[Data about app and page elements]
____________
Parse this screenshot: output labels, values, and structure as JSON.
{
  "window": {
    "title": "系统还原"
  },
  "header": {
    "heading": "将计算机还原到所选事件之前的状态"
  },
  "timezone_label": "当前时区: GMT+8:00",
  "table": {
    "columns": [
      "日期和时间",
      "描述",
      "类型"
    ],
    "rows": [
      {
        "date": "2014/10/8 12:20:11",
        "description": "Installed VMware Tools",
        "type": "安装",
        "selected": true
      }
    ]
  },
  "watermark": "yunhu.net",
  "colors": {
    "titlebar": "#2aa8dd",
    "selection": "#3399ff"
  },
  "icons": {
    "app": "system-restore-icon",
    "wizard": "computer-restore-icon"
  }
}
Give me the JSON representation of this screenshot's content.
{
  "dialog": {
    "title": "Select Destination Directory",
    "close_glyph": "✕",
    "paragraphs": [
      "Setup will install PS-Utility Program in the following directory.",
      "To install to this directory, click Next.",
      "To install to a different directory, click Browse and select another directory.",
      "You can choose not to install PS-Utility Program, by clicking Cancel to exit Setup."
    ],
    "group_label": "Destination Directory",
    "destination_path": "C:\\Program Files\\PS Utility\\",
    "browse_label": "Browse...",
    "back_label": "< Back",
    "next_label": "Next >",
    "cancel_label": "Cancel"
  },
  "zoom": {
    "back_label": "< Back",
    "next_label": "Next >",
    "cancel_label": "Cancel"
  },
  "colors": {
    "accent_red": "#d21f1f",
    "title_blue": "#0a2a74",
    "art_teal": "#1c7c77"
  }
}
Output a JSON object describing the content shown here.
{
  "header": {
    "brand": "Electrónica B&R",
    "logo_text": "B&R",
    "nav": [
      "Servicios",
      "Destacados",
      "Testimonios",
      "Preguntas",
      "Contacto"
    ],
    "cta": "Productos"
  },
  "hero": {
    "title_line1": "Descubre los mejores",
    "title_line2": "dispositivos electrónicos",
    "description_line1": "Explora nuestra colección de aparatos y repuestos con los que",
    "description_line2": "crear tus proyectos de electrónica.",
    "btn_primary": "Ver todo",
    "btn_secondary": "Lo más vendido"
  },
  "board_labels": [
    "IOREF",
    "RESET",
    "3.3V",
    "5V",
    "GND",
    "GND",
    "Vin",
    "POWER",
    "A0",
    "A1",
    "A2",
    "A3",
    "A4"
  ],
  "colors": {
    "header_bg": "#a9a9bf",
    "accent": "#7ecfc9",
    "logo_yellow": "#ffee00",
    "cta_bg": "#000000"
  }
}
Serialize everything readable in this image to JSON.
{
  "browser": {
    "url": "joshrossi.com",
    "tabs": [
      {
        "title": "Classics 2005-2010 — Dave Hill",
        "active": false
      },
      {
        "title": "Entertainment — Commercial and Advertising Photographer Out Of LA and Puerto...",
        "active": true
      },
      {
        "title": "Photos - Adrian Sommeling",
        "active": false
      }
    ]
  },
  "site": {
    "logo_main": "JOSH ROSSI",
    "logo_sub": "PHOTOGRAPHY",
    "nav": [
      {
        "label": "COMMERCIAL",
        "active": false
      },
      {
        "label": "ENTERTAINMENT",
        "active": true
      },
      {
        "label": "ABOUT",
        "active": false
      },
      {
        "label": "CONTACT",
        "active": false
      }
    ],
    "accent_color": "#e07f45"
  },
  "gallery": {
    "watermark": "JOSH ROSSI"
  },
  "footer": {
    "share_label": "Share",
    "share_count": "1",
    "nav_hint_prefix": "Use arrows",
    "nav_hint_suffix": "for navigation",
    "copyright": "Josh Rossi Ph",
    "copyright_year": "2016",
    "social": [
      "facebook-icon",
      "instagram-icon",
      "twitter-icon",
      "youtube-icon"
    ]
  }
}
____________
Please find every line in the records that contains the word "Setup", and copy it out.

*Task answer*.
      "Setup will install PS-Utility Program in the following directory.",
      "You can choose not to install PS-Utility Program, by clicking Cancel to exit Setup."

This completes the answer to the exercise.